[Interface dataset entries]

——————

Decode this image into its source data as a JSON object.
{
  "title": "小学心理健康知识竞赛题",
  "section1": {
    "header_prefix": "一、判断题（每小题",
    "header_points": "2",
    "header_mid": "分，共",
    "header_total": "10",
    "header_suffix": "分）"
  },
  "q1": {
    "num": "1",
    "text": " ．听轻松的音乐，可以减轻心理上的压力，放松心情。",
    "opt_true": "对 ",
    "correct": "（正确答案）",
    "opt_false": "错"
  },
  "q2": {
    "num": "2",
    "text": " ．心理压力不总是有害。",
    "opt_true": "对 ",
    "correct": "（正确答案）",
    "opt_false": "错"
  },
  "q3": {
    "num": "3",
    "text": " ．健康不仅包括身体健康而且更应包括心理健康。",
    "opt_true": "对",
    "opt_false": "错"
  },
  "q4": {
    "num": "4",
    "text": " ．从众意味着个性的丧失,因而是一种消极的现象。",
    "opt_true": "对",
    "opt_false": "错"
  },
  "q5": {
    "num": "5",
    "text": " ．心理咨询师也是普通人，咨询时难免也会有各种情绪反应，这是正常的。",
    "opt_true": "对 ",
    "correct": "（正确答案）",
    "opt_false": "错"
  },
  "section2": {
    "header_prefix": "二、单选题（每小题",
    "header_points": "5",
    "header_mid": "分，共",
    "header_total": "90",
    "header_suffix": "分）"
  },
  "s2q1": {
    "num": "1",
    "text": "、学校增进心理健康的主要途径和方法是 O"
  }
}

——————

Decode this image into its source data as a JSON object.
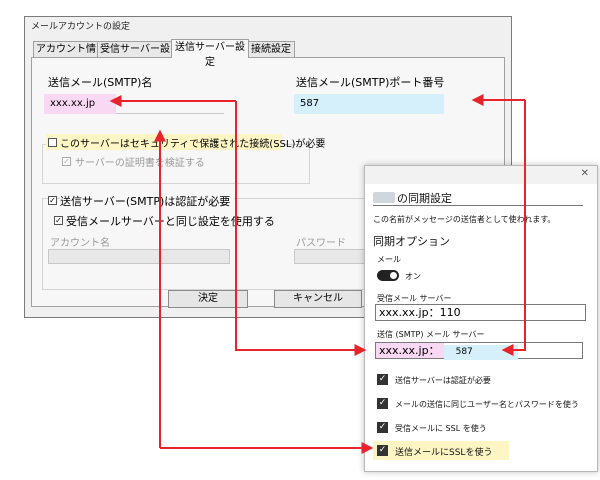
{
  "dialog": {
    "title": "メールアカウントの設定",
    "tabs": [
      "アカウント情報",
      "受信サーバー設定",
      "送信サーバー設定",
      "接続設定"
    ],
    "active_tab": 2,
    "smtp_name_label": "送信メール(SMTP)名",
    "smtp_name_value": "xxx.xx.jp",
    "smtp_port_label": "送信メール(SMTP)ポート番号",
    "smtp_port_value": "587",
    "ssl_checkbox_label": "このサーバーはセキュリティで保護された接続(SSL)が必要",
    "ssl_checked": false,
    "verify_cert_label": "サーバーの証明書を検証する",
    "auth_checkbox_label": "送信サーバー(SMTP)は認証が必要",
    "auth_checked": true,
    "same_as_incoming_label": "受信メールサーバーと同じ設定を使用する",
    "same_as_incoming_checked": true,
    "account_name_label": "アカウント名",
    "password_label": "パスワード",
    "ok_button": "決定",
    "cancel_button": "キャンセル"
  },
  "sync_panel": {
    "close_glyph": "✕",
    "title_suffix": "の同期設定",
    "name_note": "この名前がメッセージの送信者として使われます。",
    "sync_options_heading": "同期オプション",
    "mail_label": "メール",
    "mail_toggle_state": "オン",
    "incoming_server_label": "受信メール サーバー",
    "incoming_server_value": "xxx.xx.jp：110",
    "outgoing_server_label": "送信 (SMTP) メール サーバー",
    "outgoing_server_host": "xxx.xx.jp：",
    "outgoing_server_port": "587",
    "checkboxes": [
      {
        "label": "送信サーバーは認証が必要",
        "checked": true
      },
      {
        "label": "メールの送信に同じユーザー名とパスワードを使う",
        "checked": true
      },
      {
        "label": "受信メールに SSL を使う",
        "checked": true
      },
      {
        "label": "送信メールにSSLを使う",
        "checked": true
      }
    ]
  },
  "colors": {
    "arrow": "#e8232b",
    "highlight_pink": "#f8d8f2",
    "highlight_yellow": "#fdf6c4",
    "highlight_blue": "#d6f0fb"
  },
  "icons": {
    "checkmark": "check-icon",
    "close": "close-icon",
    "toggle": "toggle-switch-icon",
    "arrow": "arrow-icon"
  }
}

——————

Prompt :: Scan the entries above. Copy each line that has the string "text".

Written solution ::
    "text": " ．听轻松的音乐，可以减轻心理上的压力，放松心情。",
    "text": " ．心理压力不总是有害。",
    "text": " ．健康不仅包括身体健康而且更应包括心理健康。",
    "text": " ．从众意味着个性的丧失,因而是一种消极的现象。",
    "text": " ．心理咨询师也是普通人，咨询时难免也会有各种情绪反应，这是正常的。",
    "text": "、学校增进心理健康的主要途径和方法是 O"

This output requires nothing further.